A Repossession Does NOT Mean That You Are Done Paying For Your Automobile

Some consumers also mistakenly believe that if they do not want or cannot afford their car that they can just “give it back” or allow their vehicles to be repossessed by refusing to make payments, and that this will put an end to their payment obligations. However, this is simply untrue. Under California law, repossession does not extinguish your obligations to make all of the payments required under your purchase or lease contract. Rather, after an automobile repossession the bank or finance company (whoever repossessed the vehicle) will calculate the total amount that you still owe under your contract, and then it will sell your vehicle at auction and apply the proceeds of the auction sale to the amount you owe. The amount that you still owe after the auction proceeds have been subtracted is called the “deficiency balance.” And after the auction sale, the bank or finance company will come after you and attempt to collect the deficiency balance.

In virtually all cases, after a repossession and auction sale the former owner will still owe thousands (or tens of thousands) of dollars as a deficiency balance. Indeed, in most cases your post-repossession deficiency balance will likely be more than the amount you would owe if you sold the vehicle yourself (because at auction sales automobiles are sold for less than the prices consumers could sell them for in private sales or by trading them in).

It Is Extremely Important That You Keep ALL Repossession-Related Paperwork

The most important advice this page can offer is this: if your vehicle is repossessed you should collect and keep all of your repossession-related paperwork, including the envelopes in which all documents were sent to you. The reason for this is that, as stated above, when the repossession is over and your vehicle is sold at auction you will end up owing a deficiency balance to the lender who financed your automobile purchase or lease. However, in some instances you might (if you have the documentation to support your claim) be able to partially or entirely eliminate your deficiency balance.
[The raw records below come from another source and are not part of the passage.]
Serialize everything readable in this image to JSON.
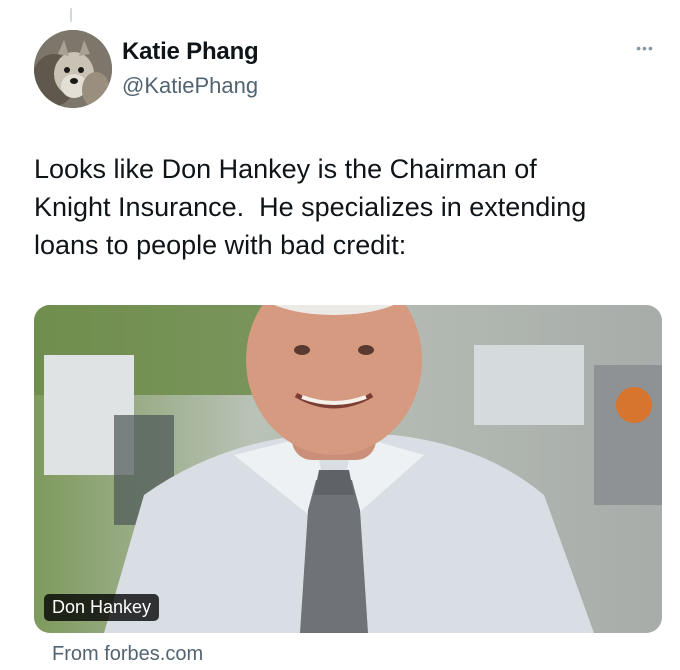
{
  "author": {
    "name": "Katie Phang",
    "handle": "@KatiePhang"
  },
  "tweet": {
    "text": "Looks like Don Hankey is the Chairman of\nKnight Insurance.  He specializes in extending\nloans to people with bad credit:"
  },
  "link_card": {
    "image_label": "Don Hankey",
    "source": "From forbes.com"
  },
  "icons": {
    "more": "more-options-icon",
    "avatar": "avatar-dog-photo"
  },
  "colors": {
    "text": "#0f1419",
    "secondary_text": "#536471"
  }
}
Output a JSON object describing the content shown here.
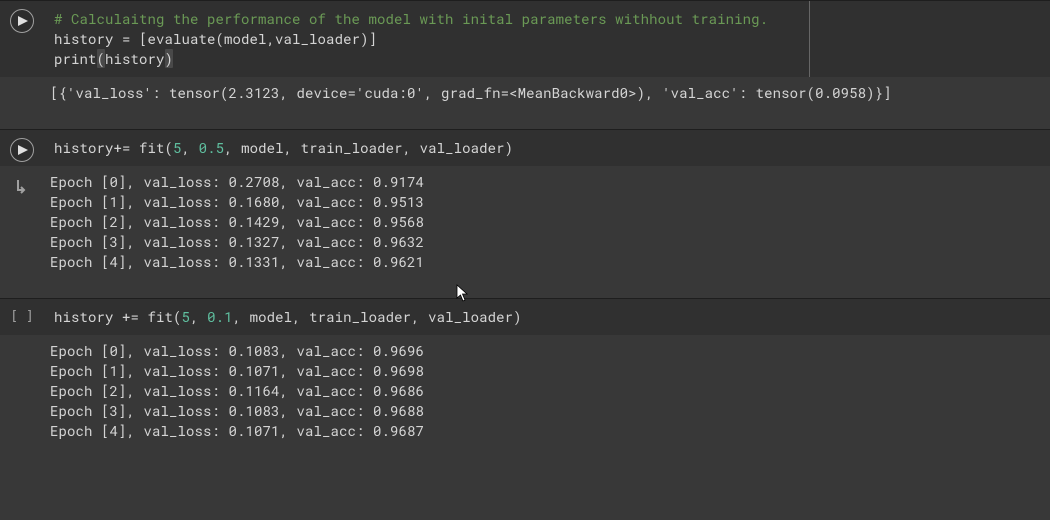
{
  "cells": [
    {
      "type": "code",
      "gutter": "play",
      "code": {
        "line1_comment": "# Calculaitng the performance of the model with inital parameters withhout training.",
        "line2_a": "history ",
        "line2_b": "=",
        "line2_c": " [evaluate(model,val_loader)]",
        "line3_a": "print",
        "line3_b": "(",
        "line3_c": "history",
        "line3_d": ")"
      }
    },
    {
      "type": "output",
      "gutter": "none",
      "text": "[{'val_loss': tensor(2.3123, device='cuda:0', grad_fn=<MeanBackward0>), 'val_acc': tensor(0.0958)}]"
    },
    {
      "type": "code",
      "gutter": "play",
      "code": {
        "line1_a": "history",
        "line1_b": "+=",
        "line1_c": " fit(",
        "line1_d": "5",
        "line1_e": ", ",
        "line1_f": "0.5",
        "line1_g": ", model, train_loader, val_loader)"
      }
    },
    {
      "type": "output",
      "gutter": "outarrow",
      "text": "Epoch [0], val_loss: 0.2708, val_acc: 0.9174\nEpoch [1], val_loss: 0.1680, val_acc: 0.9513\nEpoch [2], val_loss: 0.1429, val_acc: 0.9568\nEpoch [3], val_loss: 0.1327, val_acc: 0.9632\nEpoch [4], val_loss: 0.1331, val_acc: 0.9621"
    },
    {
      "type": "code",
      "gutter": "brackets",
      "code": {
        "line1_a": "history ",
        "line1_b": "+=",
        "line1_c": " fit(",
        "line1_d": "5",
        "line1_e": ", ",
        "line1_f": "0.1",
        "line1_g": ", model, train_loader, val_loader)"
      }
    },
    {
      "type": "output",
      "gutter": "none",
      "text": "Epoch [0], val_loss: 0.1083, val_acc: 0.9696\nEpoch [1], val_loss: 0.1071, val_acc: 0.9698\nEpoch [2], val_loss: 0.1164, val_acc: 0.9686\nEpoch [3], val_loss: 0.1083, val_acc: 0.9688\nEpoch [4], val_loss: 0.1071, val_acc: 0.9687"
    }
  ]
}
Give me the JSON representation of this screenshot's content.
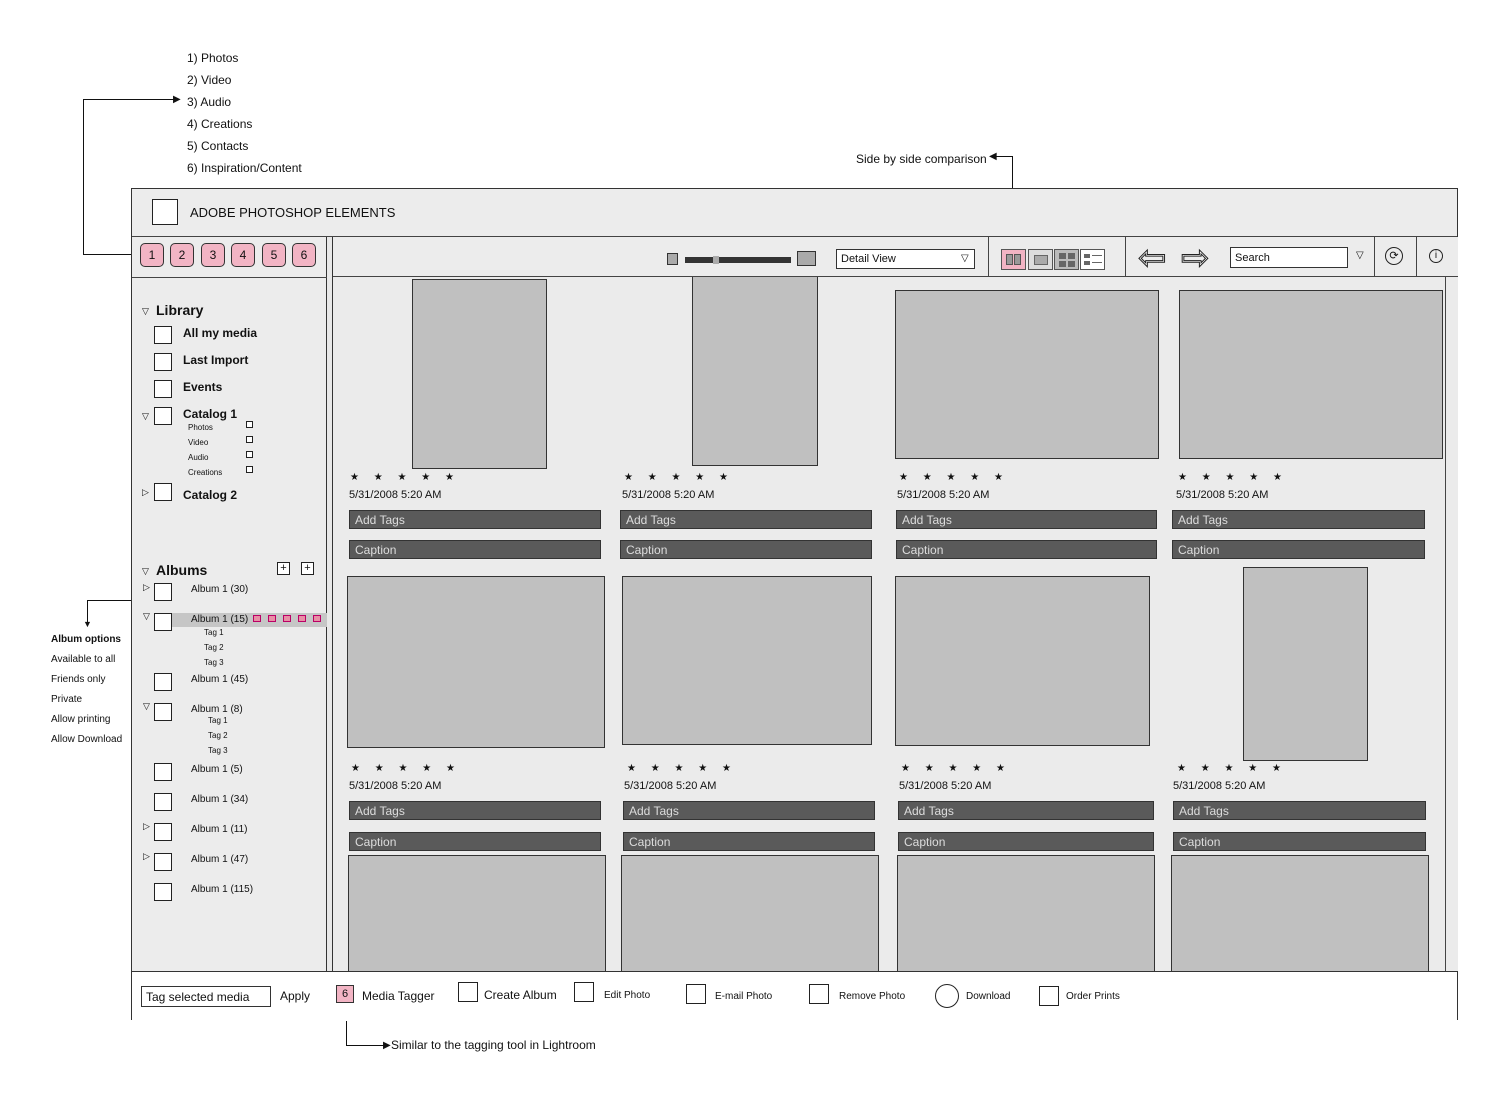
{
  "annotations": {
    "menu_list": [
      "1) Photos",
      "2) Video",
      "3) Audio",
      "4) Creations",
      "5) Contacts",
      "6) Inspiration/Content"
    ],
    "side_by_side": "Side by side comparison",
    "album_options_title": "Album options",
    "album_options": [
      "Available to all",
      "Friends only",
      "Private",
      "Allow printing",
      "Allow Download"
    ],
    "tagger_note": "Similar to the tagging tool in Lightroom"
  },
  "app": {
    "title": "ADOBE PHOTOSHOP ELEMENTS",
    "nav_buttons": [
      "1",
      "2",
      "3",
      "4",
      "5",
      "6"
    ],
    "view_select": "Detail View",
    "search_placeholder": "Search",
    "info_icon": "info-icon",
    "sync_icon": "sync-icon"
  },
  "sidebar": {
    "library_label": "Library",
    "library_items": [
      "All my media",
      "Last Import",
      "Events",
      "Catalog 1"
    ],
    "catalog1_children": [
      "Photos",
      "Video",
      "Audio",
      "Creations"
    ],
    "catalog2": "Catalog 2",
    "albums_label": "Albums",
    "albums": [
      "Album 1 (30)",
      "Album 1 (15)",
      "Album 1 (45)",
      "Album 1 (8)",
      "Album 1 (5)",
      "Album 1 (34)",
      "Album 1 (11)",
      "Album 1 (47)",
      "Album 1 (115)"
    ],
    "album15_tags": [
      "Tag 1",
      "Tag 2",
      "Tag 3"
    ],
    "album8_tags": [
      "Tag 1",
      "Tag 2",
      "Tag 3"
    ]
  },
  "media": {
    "stars": "★ ★ ★ ★ ★",
    "date": "5/31/2008 5:20 AM",
    "tags_placeholder": "Add Tags",
    "caption_placeholder": "Caption"
  },
  "bottom": {
    "tag_input": "Tag selected media",
    "apply": "Apply",
    "tagger_badge": "6",
    "media_tagger": "Media Tagger",
    "create_album": "Create Album",
    "edit_photo": "Edit Photo",
    "email_photo": "E-mail Photo",
    "remove_photo": "Remove Photo",
    "download": "Download",
    "order_prints": "Order Prints"
  }
}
California’s repossession-disclosure laws are extremely strict. As a result, if the bank or finance company fails to send you the required documents, or sends you the documents but fails to include in them all of the legally-required information and disclosures, then it will likely be prohibited from attempting to collect a deficiency balance from you.

If your vehicle is, or has been repossessed, you should always call an expert auto-repossession attorney to ensure that the repo was lawful and to confirm that the lender fully complied with California’s mandatory repossession disclosure rules. The Vachon Law Firm offers FREE consultations to consumer repossessions victims, so feel free to call us at (858) 674-4100 for more information.

Additional Repossession Questions and Information

Have more questions about California’s auto repossession laws that are not answered above? If so, check the links below which address and answer some of the most common repossession questions:

  • Important Information For Consumers Whose Leased Automobiles Were Repossessed by Mercedes-Benz Financial Services
  • Can a Car Dealer or Lender Repossess My Vehicle If I Have Made All of My Payments?
  • What Happens to My Possessions That Were in My Car When it Was Repossessed?
  • Can I Get My Repossessed Automobile Back?
  • What if a Lender Illegally Repossessed My Car?
  • Can the Repo Company Charge Me for Storing My Personal Property?
  • What if a Lender Broke Into My Garage or Assaulted Me?
Want to Talk to a San Diego Auto Repossession Attorney?

At the Vachon Law Firm, we are experts in illegal repossession cases and cases seeking to eliminate consumers’ deficiency balances. We have sued dealers and finance companies individually and in class actions and have obtained relief for thousands of California consumers in automobile-related lawsuits. Call us today if you have any questions about your automobile repossession, or if you just want to confirm that the repo was done in a legal manner. Repossession consultations are always free at the Vachon Law Firm. You can also contact us by email.